The Davezine is a magazine dedicated to the shameless self-promotion
of David G. Cookson, a fine young man who writes short stories, and one
day hopes to
be very famous and loved by everyone.
An excerpt from the new Davezine, Number 12
(Karl) Love Story:
Low-Level Bureaucrats 2
By David G. Cookson
Karl Love watched his pile of chips, once overflowing in the rails around the craps table, now dwindling to just a few. At 1 a.m, on Memorial Day Weekend, the casino was packed. Throngs found their way into this place, with itís dazzling lights, noisy slot machines, and labyrinthine design to confuse people into staying longer. Even the High Roller room, with minimums starting at 50 dollars a bet, was overflowing with tourists. Everyone seemed to be having a good time, everyone seemed to be winning--at least, thatís how it always felt when you were constantly on the wrong side of the table.

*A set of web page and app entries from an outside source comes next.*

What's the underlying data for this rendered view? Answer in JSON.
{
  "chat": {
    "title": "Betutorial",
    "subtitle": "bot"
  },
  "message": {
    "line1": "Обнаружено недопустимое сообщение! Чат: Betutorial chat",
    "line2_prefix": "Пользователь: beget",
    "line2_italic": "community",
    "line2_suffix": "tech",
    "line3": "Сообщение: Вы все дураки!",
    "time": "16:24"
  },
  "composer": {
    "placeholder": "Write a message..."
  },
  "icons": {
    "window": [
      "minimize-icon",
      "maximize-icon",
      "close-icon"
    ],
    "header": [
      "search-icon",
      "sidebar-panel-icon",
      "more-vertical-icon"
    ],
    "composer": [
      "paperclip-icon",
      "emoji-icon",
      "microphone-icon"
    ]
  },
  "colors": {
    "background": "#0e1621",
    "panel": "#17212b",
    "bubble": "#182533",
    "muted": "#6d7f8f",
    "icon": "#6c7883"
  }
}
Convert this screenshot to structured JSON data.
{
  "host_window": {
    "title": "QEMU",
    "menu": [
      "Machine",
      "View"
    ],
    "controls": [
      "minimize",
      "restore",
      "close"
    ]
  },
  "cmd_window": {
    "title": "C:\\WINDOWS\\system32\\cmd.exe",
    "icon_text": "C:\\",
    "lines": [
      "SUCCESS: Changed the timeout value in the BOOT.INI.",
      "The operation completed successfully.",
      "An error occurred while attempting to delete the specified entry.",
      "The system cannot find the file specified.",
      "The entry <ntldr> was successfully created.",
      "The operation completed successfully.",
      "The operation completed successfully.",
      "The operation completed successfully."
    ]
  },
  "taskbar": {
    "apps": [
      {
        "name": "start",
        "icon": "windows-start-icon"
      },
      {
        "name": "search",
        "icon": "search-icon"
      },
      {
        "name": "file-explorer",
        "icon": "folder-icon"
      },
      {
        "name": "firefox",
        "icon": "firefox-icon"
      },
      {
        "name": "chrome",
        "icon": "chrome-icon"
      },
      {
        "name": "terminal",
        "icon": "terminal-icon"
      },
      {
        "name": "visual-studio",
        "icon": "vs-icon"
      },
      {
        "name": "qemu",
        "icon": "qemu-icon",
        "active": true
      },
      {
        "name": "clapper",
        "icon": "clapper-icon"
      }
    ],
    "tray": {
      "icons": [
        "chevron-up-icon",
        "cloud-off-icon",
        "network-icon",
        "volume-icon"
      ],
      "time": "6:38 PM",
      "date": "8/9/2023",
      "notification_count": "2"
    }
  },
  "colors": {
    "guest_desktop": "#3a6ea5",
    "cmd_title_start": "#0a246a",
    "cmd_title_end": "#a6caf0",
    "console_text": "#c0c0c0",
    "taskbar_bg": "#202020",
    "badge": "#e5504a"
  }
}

Love watched an old lady on the other end as she kept throwing the dice, hitting number after number in agonizing fashion. All Love needed was a seven to make everyone a loser and him a winner with his chips consistently placed on the Donít Pass row on the green felt in front of him. Love had bet against the shooter one too many times in the past to not see this coming. When his luck was down he could always sense it but could never seem to do anything to change it. Walking away never seemed to be an option. And now with only a few hundred dollars in chips left he was stuck in the gamblerís hell--too late to leave.
The sweat turned cold, the euphoria of the previous hours gone as Love kept hoping for a change in fortune that he knew wasnít coming. Thirty thousand dollars later, it just wasnít turning around. He knew he should have stuck with the three dollar table in his hotel. But he had tired of nickel and diming it and was going for it all at the high roller table. Now, with the help of the numerous free drinks, he was paying for them anyway with his bankroll.
His last fifty dollar chip was on the table as the next shooter picked up the dice. It was just some kid, maybe 20, looking like this was his first time ever to belly up to the craps table. Love could smell defeat--this novice was just the kind of shooter that always managed to get hot while he was getting cold. ďDice are out!Ē called the stickman. The kid threw the dice down to Loveís end of the table, and the pack of gamblers around him all leaned over to look at the result of the roll. Love, drunk and choked by the smoke of the dingy casino, felt like he could not breathe.
ďWinner 7! Pay the line!Ē A cheer, applause from all around--all the pass line players had won. Karl Love watched as they took away his last chip from the Donít Pass line. He had lost. With that last roll, he had lost it all.